▶ [What the task asks] Scan the records and identify every line in which the string "this" occurs, then return those lines.

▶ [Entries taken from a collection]
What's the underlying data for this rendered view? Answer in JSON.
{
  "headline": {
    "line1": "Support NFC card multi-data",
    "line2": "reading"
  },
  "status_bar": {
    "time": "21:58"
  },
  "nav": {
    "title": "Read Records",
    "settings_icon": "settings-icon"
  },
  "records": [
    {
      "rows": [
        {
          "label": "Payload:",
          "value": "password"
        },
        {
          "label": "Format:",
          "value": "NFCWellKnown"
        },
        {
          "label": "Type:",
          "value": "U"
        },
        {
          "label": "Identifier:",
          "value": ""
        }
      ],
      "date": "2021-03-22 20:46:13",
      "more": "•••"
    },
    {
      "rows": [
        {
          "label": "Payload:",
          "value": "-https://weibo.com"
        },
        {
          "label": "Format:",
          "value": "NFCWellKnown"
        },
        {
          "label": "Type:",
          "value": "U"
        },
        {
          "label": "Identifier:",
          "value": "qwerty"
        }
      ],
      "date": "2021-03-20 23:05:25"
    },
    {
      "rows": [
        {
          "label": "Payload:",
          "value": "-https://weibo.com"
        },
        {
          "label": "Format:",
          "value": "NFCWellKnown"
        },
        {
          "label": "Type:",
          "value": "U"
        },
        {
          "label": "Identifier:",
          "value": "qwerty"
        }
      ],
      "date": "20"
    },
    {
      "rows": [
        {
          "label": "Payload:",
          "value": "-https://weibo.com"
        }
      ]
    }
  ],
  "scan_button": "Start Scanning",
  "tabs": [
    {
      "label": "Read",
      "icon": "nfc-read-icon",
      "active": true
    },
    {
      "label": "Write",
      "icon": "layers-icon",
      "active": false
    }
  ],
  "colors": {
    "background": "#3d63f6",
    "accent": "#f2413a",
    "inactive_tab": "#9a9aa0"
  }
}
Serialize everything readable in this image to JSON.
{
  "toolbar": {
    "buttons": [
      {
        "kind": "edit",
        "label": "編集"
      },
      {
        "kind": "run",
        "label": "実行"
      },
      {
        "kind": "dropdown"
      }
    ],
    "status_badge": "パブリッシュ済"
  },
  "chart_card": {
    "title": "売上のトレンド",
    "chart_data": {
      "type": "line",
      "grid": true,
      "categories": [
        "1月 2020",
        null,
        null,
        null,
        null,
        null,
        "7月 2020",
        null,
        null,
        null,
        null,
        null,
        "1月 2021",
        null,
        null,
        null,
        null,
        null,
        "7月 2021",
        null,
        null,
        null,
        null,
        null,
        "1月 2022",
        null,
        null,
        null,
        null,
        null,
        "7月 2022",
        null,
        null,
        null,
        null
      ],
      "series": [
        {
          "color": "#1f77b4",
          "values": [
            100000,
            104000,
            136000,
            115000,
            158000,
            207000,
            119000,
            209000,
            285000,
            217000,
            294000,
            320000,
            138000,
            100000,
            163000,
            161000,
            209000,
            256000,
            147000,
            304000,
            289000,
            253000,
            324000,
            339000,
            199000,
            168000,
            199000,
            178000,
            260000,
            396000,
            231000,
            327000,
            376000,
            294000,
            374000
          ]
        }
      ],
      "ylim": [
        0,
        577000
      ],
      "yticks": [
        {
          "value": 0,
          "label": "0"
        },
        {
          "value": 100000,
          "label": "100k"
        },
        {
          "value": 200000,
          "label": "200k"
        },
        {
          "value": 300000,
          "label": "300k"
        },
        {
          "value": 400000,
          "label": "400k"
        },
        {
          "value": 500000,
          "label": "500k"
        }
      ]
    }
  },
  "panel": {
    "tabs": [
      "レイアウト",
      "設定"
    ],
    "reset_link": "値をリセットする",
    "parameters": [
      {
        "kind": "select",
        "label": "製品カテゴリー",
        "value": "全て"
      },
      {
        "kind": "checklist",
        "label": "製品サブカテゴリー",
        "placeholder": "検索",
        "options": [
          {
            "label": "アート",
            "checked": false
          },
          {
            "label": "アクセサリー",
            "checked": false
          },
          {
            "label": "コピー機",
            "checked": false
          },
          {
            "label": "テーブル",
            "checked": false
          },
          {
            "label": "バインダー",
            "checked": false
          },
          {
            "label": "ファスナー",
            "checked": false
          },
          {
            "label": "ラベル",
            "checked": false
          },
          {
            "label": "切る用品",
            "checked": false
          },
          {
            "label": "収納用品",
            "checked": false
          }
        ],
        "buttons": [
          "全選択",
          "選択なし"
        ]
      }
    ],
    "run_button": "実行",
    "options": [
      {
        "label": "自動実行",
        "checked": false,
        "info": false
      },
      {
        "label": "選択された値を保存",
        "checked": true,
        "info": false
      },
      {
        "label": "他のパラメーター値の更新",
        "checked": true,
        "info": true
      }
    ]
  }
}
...
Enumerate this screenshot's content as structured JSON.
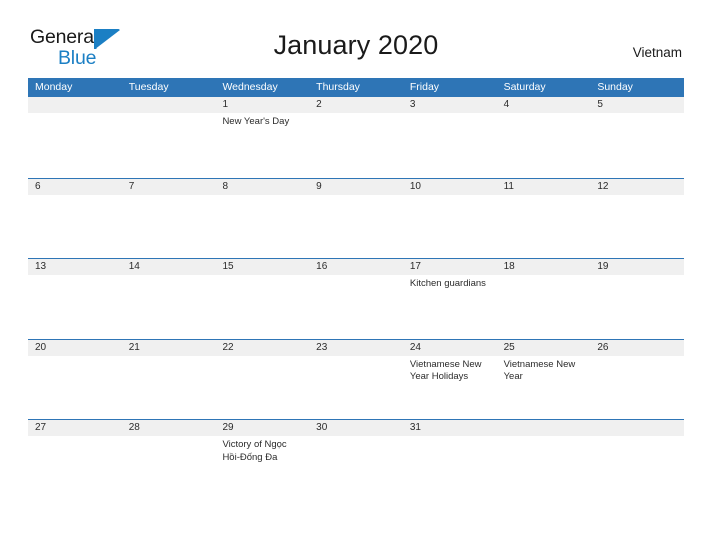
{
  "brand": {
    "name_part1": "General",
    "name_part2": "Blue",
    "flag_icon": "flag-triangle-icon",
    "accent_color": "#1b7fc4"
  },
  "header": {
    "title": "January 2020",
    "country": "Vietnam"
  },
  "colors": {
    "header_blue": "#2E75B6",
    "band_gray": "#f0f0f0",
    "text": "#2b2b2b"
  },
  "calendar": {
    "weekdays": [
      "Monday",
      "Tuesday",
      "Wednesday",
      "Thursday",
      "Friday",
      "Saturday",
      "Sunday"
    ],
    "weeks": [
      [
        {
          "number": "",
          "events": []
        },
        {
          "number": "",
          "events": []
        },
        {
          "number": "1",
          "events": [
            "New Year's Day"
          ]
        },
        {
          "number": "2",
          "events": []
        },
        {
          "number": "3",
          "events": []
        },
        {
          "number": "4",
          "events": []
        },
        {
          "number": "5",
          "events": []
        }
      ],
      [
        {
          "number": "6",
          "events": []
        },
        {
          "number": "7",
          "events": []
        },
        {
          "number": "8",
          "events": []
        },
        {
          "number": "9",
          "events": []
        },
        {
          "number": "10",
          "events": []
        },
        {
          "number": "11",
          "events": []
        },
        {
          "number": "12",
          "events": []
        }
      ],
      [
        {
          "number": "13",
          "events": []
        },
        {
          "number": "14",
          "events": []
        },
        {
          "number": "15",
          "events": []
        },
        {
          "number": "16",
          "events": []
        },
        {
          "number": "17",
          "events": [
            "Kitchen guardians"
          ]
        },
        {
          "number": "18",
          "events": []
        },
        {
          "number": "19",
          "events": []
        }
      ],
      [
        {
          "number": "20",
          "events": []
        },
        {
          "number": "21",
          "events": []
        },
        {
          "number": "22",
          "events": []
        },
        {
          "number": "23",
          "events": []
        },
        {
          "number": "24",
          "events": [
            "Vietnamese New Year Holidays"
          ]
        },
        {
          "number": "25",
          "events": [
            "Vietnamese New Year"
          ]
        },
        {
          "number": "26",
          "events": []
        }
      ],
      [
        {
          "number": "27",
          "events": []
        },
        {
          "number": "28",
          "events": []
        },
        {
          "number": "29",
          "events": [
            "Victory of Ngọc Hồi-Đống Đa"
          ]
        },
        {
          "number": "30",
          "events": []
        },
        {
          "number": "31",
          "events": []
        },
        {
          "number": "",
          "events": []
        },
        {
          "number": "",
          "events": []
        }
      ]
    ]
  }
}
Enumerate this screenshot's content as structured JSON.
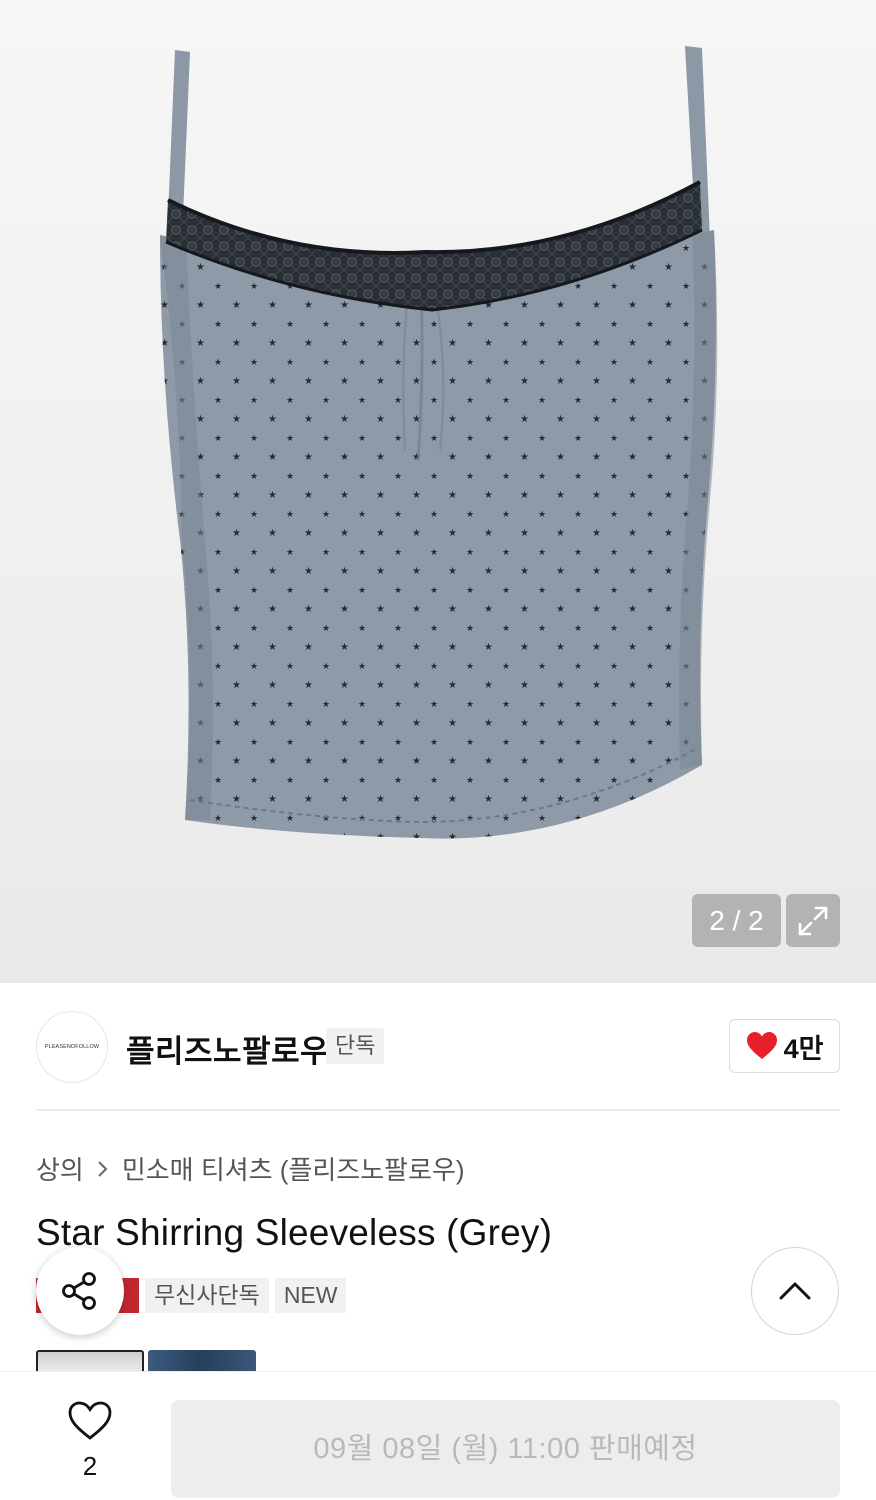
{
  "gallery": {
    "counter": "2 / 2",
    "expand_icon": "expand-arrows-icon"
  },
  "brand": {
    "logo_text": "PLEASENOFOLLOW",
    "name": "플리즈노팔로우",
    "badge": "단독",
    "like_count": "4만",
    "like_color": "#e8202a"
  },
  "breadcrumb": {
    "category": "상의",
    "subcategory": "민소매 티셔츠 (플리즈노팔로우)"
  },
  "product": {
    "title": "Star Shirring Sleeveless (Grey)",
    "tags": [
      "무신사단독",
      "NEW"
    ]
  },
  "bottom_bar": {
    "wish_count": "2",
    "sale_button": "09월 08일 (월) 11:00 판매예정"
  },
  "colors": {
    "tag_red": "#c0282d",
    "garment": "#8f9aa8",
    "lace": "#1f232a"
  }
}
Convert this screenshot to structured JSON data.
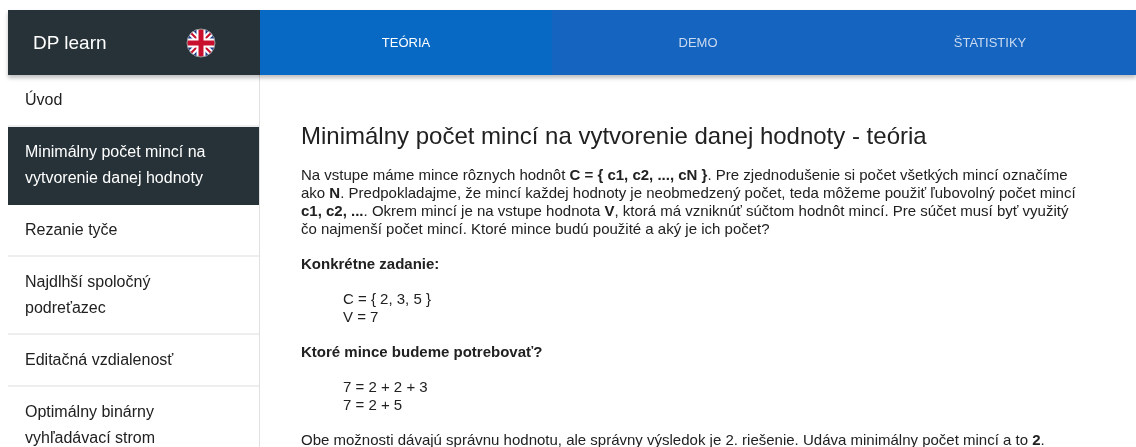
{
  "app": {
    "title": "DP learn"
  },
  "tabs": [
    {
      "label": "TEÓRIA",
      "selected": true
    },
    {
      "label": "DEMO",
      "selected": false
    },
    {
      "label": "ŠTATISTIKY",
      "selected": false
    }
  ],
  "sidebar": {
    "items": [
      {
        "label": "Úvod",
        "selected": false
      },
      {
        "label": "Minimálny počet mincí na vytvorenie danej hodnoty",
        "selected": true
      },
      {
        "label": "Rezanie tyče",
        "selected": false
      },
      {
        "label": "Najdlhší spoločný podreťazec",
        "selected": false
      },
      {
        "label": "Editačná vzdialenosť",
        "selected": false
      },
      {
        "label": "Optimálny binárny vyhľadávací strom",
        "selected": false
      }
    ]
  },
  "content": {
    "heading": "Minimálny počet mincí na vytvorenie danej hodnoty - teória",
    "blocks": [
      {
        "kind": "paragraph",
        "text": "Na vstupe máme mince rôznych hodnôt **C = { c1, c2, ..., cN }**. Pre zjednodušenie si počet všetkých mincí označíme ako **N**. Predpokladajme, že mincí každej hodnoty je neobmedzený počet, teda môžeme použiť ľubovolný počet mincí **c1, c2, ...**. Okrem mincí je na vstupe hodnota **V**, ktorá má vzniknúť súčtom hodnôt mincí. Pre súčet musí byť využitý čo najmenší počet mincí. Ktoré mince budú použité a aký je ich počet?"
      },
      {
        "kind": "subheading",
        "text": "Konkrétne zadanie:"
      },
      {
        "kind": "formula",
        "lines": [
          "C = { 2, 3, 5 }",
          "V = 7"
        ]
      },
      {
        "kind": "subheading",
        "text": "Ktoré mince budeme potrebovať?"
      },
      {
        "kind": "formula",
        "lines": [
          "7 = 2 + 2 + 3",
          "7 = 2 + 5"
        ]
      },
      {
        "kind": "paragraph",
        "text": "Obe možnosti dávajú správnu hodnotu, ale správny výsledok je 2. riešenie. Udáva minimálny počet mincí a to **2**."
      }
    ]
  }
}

▶ [Reply]
What's the underlying data for this rendered view? Answer in JSON.
Serialize everything readable in this image to JSON.
Enumerate this screenshot's content as structured JSON.
Enumerate this screenshot's content as structured JSON.
Convert this screenshot to structured JSON data.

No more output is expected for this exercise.